**TO DO**: Return, from the data that follows, each line that holds the word "awesome".
:: INFORMATION PROVIDED
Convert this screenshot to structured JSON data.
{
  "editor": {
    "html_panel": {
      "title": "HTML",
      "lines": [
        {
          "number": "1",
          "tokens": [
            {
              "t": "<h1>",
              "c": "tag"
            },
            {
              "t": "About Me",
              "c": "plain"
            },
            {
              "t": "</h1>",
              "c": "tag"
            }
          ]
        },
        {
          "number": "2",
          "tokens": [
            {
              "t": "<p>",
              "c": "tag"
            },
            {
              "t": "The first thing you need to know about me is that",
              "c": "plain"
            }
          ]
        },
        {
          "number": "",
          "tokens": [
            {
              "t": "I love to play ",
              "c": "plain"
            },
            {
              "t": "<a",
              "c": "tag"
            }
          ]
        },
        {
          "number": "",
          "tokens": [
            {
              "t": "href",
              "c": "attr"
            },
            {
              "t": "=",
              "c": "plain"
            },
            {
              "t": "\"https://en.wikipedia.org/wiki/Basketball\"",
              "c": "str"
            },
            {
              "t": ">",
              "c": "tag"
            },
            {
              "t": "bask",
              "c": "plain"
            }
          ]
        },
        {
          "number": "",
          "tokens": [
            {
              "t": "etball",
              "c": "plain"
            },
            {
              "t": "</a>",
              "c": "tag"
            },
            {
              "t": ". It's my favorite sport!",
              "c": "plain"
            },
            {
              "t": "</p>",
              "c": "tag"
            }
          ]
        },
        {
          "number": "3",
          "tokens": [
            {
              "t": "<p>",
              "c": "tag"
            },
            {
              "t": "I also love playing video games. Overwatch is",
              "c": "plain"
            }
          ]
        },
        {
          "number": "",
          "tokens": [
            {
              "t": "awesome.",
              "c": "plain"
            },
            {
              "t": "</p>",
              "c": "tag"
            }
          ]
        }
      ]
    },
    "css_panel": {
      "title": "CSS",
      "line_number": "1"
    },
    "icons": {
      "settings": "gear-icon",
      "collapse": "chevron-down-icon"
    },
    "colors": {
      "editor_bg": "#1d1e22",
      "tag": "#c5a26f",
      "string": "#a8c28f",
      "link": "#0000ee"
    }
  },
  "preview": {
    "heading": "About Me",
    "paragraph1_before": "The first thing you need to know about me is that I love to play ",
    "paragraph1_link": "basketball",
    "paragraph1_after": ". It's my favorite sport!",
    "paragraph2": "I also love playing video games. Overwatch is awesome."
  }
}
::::
**WRITTEN SOLUTION**:
              "t": "awesome.",
    "paragraph2": "I also love playing video games. Overwatch is awesome."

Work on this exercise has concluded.